WHAT IS REQUIRED ->
Copy each record exactly, word for word.

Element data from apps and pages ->
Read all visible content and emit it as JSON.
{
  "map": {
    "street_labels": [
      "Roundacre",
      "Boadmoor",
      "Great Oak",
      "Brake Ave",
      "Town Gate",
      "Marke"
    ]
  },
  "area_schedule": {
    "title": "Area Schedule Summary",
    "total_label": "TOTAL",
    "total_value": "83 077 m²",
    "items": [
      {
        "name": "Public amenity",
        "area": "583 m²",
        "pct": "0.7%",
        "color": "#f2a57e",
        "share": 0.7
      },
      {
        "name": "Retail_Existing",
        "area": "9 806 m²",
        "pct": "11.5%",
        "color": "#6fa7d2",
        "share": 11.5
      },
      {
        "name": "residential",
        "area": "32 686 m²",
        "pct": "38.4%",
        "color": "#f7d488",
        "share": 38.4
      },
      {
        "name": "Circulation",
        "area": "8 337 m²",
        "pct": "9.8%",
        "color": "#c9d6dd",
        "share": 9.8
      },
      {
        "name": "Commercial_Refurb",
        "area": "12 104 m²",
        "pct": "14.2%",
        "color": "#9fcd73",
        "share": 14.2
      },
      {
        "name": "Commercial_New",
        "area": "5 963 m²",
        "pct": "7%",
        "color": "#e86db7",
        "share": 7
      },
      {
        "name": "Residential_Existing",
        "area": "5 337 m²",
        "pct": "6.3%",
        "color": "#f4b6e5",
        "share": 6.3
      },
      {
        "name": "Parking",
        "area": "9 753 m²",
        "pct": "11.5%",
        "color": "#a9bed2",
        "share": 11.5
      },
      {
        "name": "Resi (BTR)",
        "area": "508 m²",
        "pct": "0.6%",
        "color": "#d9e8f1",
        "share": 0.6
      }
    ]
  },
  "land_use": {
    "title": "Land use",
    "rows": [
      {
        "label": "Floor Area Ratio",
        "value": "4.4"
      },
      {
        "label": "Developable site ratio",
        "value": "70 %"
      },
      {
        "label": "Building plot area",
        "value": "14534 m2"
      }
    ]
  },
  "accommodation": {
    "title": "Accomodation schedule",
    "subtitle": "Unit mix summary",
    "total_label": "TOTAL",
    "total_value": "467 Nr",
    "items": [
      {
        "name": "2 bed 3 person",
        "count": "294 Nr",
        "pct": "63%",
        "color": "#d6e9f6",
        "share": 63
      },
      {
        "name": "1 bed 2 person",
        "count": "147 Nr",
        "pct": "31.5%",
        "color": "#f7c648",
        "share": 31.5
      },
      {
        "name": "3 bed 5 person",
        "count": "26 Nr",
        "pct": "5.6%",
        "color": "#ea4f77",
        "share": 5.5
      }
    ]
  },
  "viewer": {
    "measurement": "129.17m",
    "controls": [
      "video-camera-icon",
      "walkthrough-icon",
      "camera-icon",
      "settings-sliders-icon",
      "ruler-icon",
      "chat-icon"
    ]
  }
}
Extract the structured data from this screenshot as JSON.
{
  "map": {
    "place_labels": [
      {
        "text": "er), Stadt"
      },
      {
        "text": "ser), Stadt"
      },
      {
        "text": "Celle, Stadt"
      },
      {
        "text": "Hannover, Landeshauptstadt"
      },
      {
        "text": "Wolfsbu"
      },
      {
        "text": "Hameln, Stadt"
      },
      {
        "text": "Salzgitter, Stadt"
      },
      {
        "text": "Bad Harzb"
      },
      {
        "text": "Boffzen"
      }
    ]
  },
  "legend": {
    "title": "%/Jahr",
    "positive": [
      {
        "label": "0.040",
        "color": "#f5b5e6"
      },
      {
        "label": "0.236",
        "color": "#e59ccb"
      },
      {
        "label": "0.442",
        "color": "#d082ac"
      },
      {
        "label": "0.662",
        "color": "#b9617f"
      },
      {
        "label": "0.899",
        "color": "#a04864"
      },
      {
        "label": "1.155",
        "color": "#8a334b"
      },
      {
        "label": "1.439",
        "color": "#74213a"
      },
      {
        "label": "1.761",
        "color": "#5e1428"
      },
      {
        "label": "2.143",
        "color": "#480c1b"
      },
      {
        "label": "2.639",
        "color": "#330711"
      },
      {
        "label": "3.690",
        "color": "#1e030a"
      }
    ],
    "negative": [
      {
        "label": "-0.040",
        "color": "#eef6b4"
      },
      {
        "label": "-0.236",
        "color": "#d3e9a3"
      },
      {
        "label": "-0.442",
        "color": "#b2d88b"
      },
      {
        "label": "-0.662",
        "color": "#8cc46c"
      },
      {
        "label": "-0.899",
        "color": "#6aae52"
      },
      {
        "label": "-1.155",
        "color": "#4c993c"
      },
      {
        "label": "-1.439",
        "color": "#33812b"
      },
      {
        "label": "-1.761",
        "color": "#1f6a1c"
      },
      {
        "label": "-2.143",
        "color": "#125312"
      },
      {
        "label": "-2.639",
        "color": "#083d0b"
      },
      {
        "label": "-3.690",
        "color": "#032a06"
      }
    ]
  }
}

YOUR SOLUTION ->
Read all visible content and emit it as JSON.
{
  "map": {
    "street_labels": [
      "Roundacre",
      "Boadmoor",
      "Great Oak",
      "Brake Ave",
      "Town Gate",
      "Marke"
    ]
  },
  "area_schedule": {
    "title": "Area Schedule Summary",
    "total_label": "TOTAL",
    "total_value": "83 077 m²",
    "items": [
      {
        "name": "Public amenity",
        "area": "583 m²",
        "pct": "0.7%",
        "color": "#f2a57e",
        "share": 0.7
      },
      {
        "name": "Retail_Existing",
        "area": "9 806 m²",
        "pct": "11.5%",
        "color": "#6fa7d2",
        "share": 11.5
      },
      {
        "name": "residential",
        "area": "32 686 m²",
        "pct": "38.4%",
        "color": "#f7d488",
        "share": 38.4
      },
      {
        "name": "Circulation",
        "area": "8 337 m²",
        "pct": "9.8%",
        "color": "#c9d6dd",
        "share": 9.8
      },
      {
        "name": "Commercial_Refurb",
        "area": "12 104 m²",
        "pct": "14.2%",
        "color": "#9fcd73",
        "share": 14.2
      },
      {
        "name": "Commercial_New",
        "area": "5 963 m²",
        "pct": "7%",
        "color": "#e86db7",
        "share": 7
      },
      {
        "name": "Residential_Existing",
        "area": "5 337 m²",
        "pct": "6.3%",
        "color": "#f4b6e5",
        "share": 6.3
      },
      {
        "name": "Parking",
        "area": "9 753 m²",
        "pct": "11.5%",
        "color": "#a9bed2",
        "share": 11.5
      },
      {
        "name": "Resi (BTR)",
        "area": "508 m²",
        "pct": "0.6%",
        "color": "#d9e8f1",
        "share": 0.6
      }
    ]
  },
  "land_use": {
    "title": "Land use",
    "rows": [
      {
        "label": "Floor Area Ratio",
        "value": "4.4"
      },
      {
        "label": "Developable site ratio",
        "value": "70 %"
      },
      {
        "label": "Building plot area",
        "value": "14534 m2"
      }
    ]
  },
  "accommodation": {
    "title": "Accomodation schedule",
    "subtitle": "Unit mix summary",
    "total_label": "TOTAL",
    "total_value": "467 Nr",
    "items": [
      {
        "name": "2 bed 3 person",
        "count": "294 Nr",
        "pct": "63%",
        "color": "#d6e9f6",
        "share": 63
      },
      {
        "name": "1 bed 2 person",
        "count": "147 Nr",
        "pct": "31.5%",
        "color": "#f7c648",
        "share": 31.5
      },
      {
        "name": "3 bed 5 person",
        "count": "26 Nr",
        "pct": "5.6%",
        "color": "#ea4f77",
        "share": 5.5
      }
    ]
  },
  "viewer": {
    "measurement": "129.17m",
    "controls": [
      "video-camera-icon",
      "walkthrough-icon",
      "camera-icon",
      "settings-sliders-icon",
      "ruler-icon",
      "chat-icon"
    ]
  }
}
Extract the structured data from this screenshot as JSON.
{
  "map": {
    "place_labels": [
      {
        "text": "er), Stadt"
      },
      {
        "text": "ser), Stadt"
      },
      {
        "text": "Celle, Stadt"
      },
      {
        "text": "Hannover, Landeshauptstadt"
      },
      {
        "text": "Wolfsbu"
      },
      {
        "text": "Hameln, Stadt"
      },
      {
        "text": "Salzgitter, Stadt"
      },
      {
        "text": "Bad Harzb"
      },
      {
        "text": "Boffzen"
      }
    ]
  },
  "legend": {
    "title": "%/Jahr",
    "positive": [
      {
        "label": "0.040",
        "color": "#f5b5e6"
      },
      {
        "label": "0.236",
        "color": "#e59ccb"
      },
      {
        "label": "0.442",
        "color": "#d082ac"
      },
      {
        "label": "0.662",
        "color": "#b9617f"
      },
      {
        "label": "0.899",
        "color": "#a04864"
      },
      {
        "label": "1.155",
        "color": "#8a334b"
      },
      {
        "label": "1.439",
        "color": "#74213a"
      },
      {
        "label": "1.761",
        "color": "#5e1428"
      },
      {
        "label": "2.143",
        "color": "#480c1b"
      },
      {
        "label": "2.639",
        "color": "#330711"
      },
      {
        "label": "3.690",
        "color": "#1e030a"
      }
    ],
    "negative": [
      {
        "label": "-0.040",
        "color": "#eef6b4"
      },
      {
        "label": "-0.236",
        "color": "#d3e9a3"
      },
      {
        "label": "-0.442",
        "color": "#b2d88b"
      },
      {
        "label": "-0.662",
        "color": "#8cc46c"
      },
      {
        "label": "-0.899",
        "color": "#6aae52"
      },
      {
        "label": "-1.155",
        "color": "#4c993c"
      },
      {
        "label": "-1.439",
        "color": "#33812b"
      },
      {
        "label": "-1.761",
        "color": "#1f6a1c"
      },
      {
        "label": "-2.143",
        "color": "#125312"
      },
      {
        "label": "-2.639",
        "color": "#083d0b"
      },
      {
        "label": "-3.690",
        "color": "#032a06"
      }
    ]
  }
}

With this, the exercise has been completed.